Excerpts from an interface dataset

- - -

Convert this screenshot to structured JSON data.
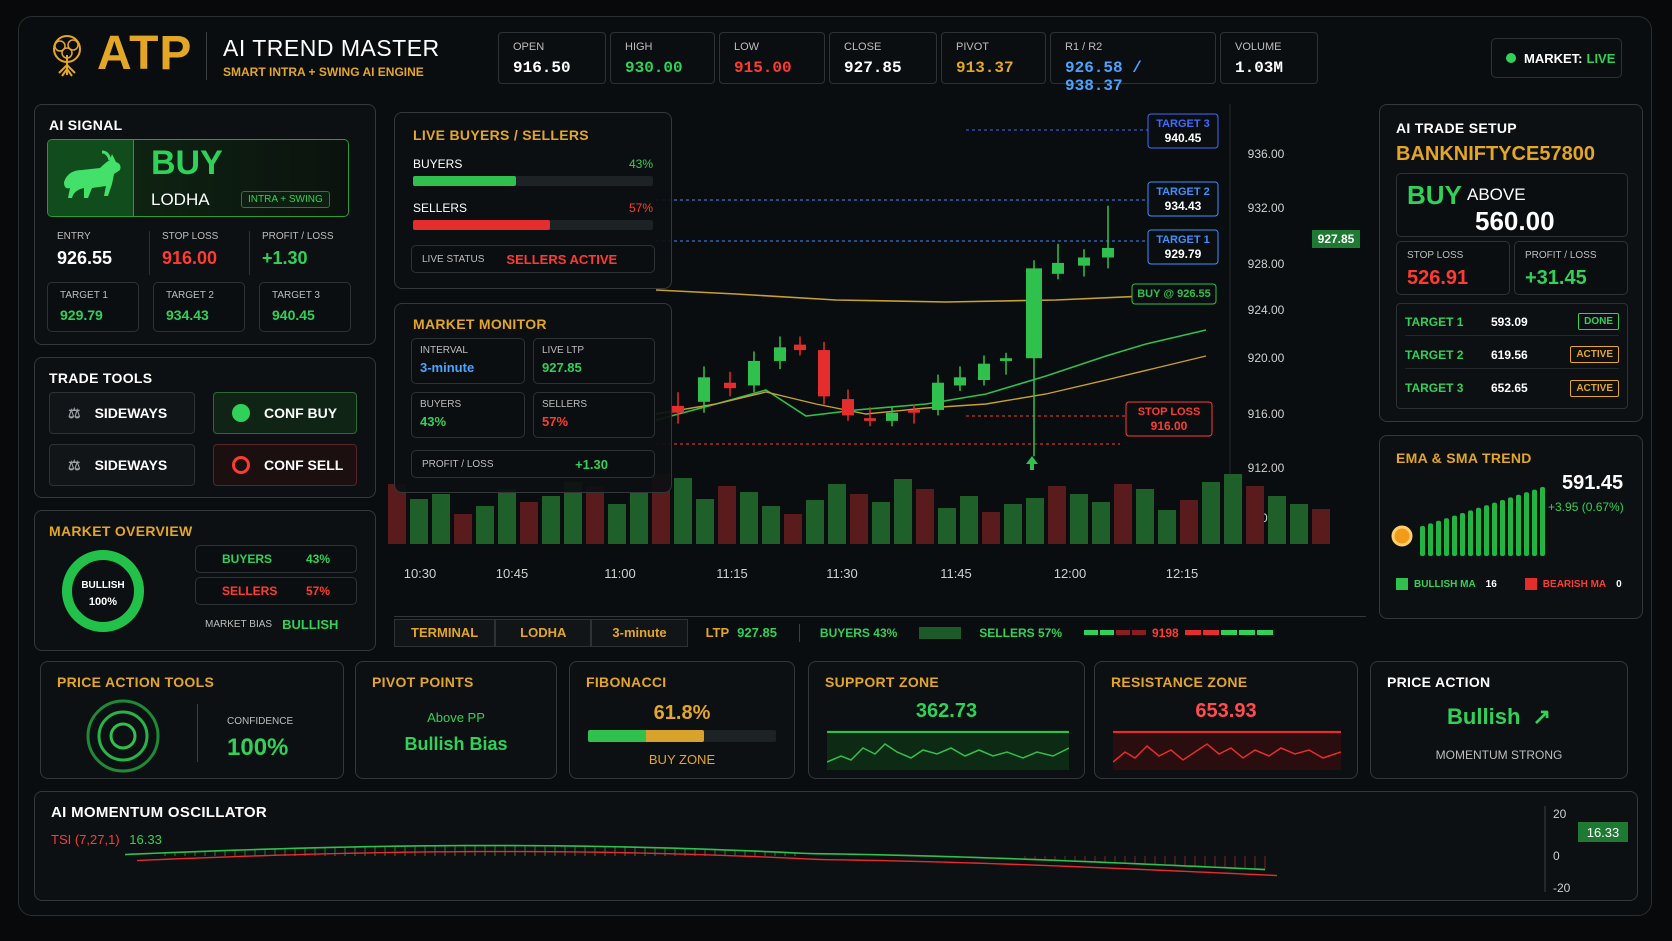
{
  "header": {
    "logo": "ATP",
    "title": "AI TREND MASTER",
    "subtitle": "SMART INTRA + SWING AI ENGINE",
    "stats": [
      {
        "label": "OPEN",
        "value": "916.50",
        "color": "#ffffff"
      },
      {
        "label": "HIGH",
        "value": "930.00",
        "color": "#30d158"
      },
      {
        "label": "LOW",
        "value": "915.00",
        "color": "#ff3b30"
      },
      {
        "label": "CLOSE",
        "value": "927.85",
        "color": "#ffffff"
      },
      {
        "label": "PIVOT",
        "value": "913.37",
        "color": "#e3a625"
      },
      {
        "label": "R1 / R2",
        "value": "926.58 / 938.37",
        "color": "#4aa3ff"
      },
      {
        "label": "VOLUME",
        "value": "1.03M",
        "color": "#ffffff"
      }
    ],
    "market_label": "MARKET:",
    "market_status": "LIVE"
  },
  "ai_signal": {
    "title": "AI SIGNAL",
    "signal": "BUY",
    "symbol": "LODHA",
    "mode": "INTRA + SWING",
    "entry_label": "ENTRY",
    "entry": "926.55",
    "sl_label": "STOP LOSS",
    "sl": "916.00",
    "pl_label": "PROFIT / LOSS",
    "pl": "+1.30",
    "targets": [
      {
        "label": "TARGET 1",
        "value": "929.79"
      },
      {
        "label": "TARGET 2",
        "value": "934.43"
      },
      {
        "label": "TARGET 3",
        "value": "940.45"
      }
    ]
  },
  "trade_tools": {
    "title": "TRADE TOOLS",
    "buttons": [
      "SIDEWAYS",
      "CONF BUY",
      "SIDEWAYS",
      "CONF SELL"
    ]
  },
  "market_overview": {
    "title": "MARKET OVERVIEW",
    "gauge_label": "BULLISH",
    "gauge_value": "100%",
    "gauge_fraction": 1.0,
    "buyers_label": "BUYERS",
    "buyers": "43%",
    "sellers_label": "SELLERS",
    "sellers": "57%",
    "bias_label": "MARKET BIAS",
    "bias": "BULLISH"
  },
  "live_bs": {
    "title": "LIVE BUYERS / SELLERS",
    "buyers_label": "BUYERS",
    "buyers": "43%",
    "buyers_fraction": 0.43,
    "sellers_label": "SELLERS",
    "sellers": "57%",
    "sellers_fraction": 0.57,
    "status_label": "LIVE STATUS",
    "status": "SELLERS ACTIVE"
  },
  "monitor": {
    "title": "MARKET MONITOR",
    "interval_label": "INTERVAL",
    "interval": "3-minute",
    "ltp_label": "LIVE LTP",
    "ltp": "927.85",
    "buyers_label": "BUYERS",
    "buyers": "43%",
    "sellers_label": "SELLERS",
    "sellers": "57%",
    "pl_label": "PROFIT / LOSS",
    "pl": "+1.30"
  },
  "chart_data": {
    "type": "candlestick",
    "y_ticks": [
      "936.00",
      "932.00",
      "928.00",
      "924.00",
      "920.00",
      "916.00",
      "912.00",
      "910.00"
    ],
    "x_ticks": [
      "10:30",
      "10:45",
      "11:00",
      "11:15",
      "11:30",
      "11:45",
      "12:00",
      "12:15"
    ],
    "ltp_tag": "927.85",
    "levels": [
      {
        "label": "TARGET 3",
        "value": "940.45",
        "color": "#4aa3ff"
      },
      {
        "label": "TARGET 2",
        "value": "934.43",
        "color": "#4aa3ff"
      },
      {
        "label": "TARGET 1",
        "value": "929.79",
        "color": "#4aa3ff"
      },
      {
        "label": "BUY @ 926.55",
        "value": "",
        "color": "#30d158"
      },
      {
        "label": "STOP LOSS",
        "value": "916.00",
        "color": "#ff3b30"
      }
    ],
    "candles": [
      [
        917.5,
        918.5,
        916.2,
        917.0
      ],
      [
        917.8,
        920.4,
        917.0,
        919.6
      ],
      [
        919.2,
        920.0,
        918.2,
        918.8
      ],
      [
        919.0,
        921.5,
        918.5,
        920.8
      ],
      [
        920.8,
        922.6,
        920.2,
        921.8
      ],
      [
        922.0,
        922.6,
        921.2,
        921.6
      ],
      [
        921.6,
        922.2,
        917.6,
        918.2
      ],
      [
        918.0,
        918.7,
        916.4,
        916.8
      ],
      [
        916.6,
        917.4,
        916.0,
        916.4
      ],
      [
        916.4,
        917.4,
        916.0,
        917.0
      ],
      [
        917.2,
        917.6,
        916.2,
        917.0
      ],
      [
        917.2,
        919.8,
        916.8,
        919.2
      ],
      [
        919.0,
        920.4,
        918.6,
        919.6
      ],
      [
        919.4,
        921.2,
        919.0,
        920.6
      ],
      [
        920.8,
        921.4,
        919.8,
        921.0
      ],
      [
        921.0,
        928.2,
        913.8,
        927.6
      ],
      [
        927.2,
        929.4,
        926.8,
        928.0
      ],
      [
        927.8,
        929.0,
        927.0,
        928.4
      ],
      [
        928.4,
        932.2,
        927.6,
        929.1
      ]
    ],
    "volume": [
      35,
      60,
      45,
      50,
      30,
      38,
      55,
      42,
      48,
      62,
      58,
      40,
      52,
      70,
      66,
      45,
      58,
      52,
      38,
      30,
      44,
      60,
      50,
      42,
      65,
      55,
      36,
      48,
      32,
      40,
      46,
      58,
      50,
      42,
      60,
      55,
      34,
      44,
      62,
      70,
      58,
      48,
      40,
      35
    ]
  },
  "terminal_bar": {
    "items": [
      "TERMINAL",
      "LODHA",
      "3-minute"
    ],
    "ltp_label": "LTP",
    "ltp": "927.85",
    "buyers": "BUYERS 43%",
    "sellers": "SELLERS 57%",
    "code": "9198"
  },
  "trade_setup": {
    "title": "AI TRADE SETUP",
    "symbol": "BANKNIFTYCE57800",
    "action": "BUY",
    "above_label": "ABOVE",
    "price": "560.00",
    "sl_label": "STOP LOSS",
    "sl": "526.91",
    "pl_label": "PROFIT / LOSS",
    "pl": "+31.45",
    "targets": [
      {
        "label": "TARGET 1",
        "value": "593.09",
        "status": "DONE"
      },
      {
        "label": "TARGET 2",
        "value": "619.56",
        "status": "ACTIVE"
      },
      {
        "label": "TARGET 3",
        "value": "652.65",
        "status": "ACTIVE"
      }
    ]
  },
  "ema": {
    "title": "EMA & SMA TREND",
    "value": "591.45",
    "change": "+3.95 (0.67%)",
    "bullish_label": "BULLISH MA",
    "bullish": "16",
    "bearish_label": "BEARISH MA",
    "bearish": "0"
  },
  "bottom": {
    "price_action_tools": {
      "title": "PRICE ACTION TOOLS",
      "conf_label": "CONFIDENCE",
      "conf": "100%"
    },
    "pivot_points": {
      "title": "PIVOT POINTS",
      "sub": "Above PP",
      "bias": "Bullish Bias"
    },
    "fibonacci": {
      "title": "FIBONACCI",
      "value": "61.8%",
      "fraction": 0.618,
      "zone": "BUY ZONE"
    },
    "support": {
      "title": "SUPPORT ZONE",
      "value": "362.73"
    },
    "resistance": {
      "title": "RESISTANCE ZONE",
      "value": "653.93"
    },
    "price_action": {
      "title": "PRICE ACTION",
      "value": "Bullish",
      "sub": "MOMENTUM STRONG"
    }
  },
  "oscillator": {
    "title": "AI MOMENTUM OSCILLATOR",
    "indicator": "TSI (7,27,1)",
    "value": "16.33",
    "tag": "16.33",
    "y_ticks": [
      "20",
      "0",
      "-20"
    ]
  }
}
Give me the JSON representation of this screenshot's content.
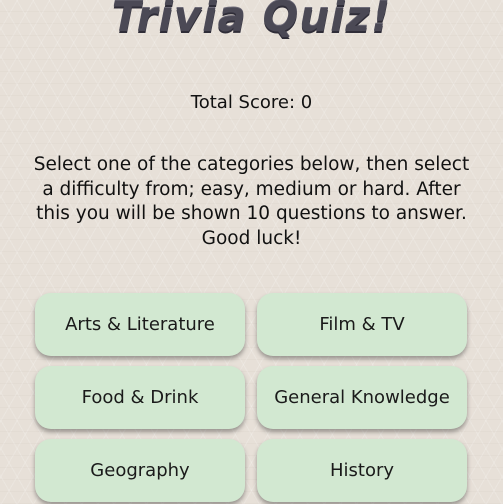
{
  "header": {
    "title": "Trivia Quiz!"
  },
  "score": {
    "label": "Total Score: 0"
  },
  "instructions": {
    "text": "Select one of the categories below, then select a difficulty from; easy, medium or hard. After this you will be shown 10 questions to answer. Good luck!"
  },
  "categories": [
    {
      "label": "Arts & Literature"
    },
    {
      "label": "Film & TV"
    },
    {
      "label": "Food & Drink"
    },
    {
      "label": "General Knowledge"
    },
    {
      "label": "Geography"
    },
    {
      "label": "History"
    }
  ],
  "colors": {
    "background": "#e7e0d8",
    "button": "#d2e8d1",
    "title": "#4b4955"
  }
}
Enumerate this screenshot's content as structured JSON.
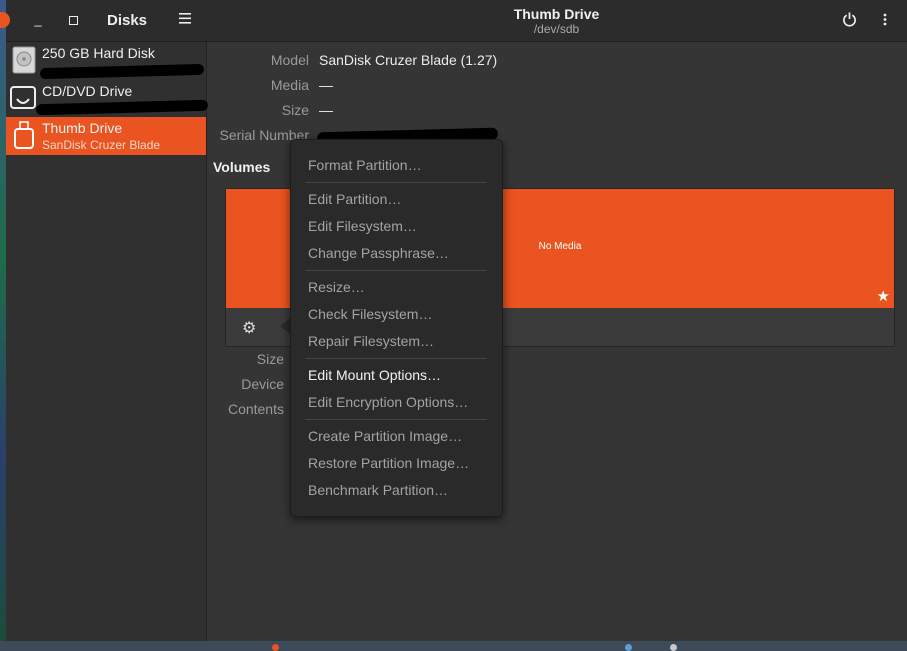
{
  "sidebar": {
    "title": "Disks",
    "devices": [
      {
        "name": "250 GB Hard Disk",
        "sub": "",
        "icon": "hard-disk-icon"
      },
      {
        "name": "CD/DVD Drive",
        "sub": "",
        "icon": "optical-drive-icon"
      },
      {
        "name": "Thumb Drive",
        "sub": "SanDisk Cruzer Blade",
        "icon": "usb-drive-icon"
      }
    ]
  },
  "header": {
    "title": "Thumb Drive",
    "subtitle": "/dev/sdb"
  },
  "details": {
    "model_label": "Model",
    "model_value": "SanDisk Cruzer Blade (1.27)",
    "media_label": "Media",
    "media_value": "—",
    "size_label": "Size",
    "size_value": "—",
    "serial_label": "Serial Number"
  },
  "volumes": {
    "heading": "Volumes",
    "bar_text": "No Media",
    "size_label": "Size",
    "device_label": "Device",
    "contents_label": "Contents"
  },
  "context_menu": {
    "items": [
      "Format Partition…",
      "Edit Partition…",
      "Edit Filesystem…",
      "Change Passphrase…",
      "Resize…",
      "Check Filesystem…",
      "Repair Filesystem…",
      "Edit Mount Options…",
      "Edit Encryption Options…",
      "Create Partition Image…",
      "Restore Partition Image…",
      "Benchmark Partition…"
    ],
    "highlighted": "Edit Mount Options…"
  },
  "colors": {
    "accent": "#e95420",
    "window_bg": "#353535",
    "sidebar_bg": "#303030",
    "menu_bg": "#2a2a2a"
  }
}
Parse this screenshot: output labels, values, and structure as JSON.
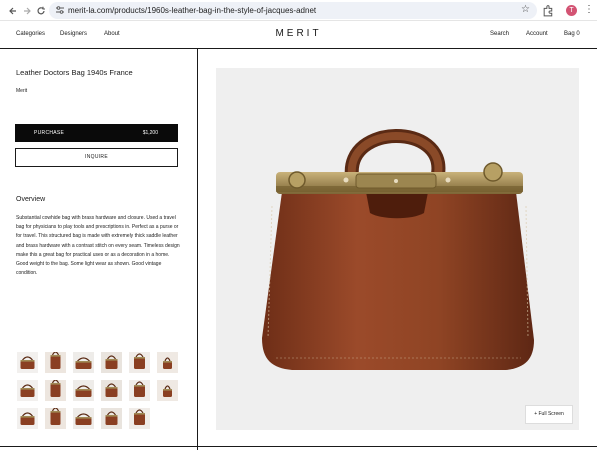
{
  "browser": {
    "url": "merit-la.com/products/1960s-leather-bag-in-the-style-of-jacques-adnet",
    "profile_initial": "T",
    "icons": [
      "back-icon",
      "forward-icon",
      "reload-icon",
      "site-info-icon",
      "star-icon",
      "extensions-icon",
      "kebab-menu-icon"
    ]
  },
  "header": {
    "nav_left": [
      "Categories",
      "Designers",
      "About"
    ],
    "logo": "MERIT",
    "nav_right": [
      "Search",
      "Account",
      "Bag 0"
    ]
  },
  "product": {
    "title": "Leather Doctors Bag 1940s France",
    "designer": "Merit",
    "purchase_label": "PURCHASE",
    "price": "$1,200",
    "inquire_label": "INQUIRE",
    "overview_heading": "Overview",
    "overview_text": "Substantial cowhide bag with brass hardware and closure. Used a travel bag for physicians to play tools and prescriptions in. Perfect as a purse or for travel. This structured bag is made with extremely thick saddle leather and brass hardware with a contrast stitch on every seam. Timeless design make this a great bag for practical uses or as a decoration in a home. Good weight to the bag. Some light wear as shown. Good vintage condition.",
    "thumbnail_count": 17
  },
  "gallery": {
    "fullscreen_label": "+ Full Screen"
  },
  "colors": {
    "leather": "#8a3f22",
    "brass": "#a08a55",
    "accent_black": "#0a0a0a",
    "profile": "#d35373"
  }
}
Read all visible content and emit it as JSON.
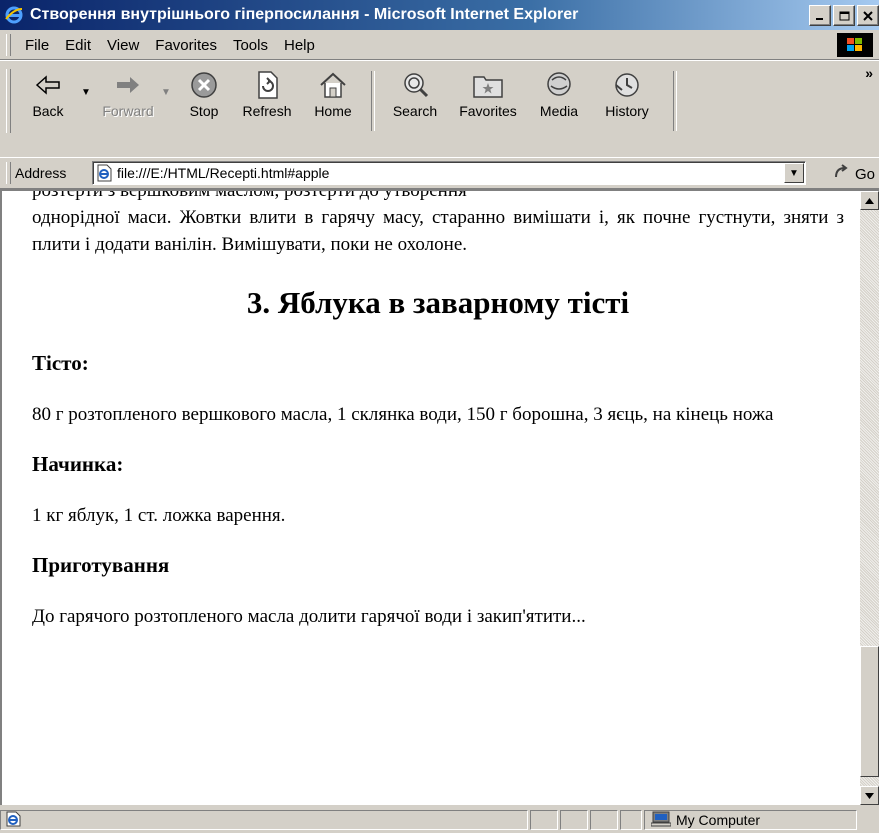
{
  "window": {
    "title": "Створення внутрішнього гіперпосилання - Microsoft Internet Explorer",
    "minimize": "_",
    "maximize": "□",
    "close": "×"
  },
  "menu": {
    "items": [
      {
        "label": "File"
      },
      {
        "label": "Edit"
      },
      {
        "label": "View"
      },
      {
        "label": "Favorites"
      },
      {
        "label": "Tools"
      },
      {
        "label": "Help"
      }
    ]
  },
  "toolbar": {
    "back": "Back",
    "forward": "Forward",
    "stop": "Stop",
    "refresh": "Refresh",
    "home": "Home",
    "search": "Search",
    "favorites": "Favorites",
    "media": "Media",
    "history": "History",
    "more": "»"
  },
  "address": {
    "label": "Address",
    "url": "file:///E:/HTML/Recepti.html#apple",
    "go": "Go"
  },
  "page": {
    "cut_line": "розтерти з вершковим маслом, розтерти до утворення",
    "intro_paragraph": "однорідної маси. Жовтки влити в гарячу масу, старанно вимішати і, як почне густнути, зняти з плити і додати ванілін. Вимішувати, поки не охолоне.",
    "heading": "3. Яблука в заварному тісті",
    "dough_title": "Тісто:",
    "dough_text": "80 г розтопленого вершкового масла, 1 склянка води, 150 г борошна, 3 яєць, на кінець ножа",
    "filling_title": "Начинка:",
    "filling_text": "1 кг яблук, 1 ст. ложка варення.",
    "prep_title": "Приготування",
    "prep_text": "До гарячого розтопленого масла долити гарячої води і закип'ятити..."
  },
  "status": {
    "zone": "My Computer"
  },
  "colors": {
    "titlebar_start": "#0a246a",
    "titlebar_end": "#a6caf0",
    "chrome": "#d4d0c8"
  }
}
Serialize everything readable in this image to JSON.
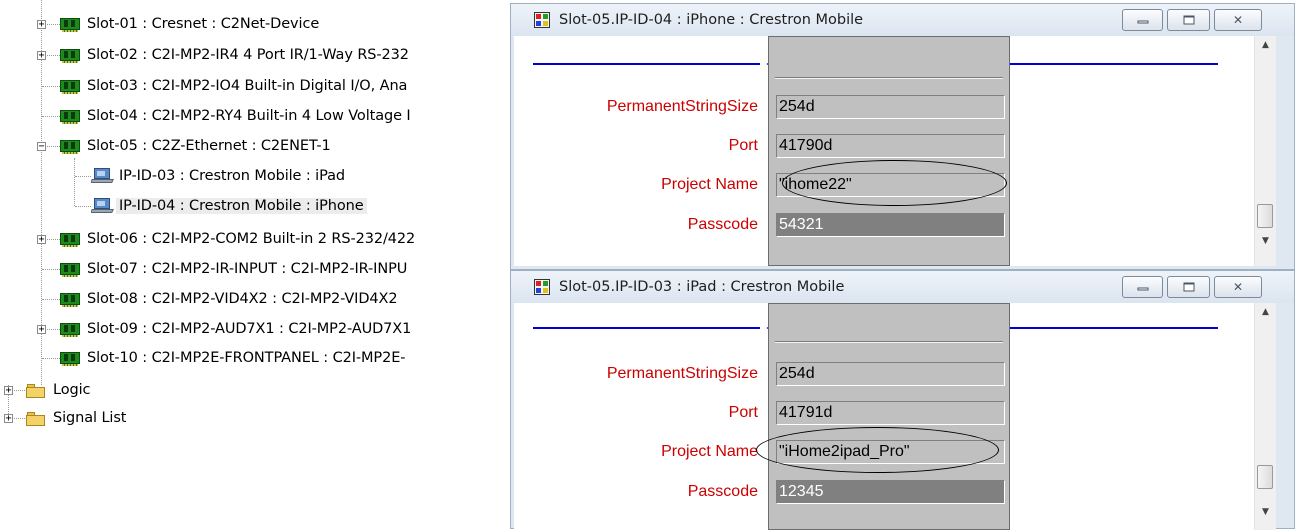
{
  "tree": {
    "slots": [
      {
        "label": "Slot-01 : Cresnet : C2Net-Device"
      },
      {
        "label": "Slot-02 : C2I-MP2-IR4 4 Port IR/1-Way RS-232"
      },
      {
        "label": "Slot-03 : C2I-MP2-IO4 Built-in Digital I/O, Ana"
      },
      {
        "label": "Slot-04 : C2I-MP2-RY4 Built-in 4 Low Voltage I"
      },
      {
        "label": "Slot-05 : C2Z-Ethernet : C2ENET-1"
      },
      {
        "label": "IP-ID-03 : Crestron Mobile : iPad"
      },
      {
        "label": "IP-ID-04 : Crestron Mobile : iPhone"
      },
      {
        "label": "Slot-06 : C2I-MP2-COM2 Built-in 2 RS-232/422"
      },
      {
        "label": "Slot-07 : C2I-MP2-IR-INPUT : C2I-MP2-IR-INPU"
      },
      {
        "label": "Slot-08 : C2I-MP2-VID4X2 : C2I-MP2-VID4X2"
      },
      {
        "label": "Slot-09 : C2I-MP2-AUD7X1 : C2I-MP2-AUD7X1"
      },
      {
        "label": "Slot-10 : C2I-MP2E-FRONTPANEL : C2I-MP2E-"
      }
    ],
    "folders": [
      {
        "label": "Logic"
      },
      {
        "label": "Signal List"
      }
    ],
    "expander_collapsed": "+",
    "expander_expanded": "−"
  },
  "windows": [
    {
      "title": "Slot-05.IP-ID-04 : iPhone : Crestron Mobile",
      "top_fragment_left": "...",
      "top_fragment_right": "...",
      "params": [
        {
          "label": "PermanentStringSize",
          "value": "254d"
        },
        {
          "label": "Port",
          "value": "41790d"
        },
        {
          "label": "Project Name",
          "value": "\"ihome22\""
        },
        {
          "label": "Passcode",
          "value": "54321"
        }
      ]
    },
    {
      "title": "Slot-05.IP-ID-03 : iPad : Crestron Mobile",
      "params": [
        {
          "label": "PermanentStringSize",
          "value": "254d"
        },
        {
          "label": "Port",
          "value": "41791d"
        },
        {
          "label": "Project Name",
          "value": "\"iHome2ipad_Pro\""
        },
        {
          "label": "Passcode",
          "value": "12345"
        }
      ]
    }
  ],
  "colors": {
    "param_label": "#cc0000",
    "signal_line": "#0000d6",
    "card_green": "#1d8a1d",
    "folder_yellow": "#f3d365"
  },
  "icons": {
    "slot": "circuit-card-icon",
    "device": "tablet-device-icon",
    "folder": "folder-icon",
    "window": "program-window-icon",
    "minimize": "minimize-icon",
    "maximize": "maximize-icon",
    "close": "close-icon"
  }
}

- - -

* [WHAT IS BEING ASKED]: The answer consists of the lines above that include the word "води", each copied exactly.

* [SOLUTION]:
    "dough_text": "80 г розтопленого вершкового масла, 1 склянка води, 150 г борошна, 3 яєць, на кінець ножа",
    "prep_text": "До гарячого розтопленого масла долити гарячої води і закип'ятити..."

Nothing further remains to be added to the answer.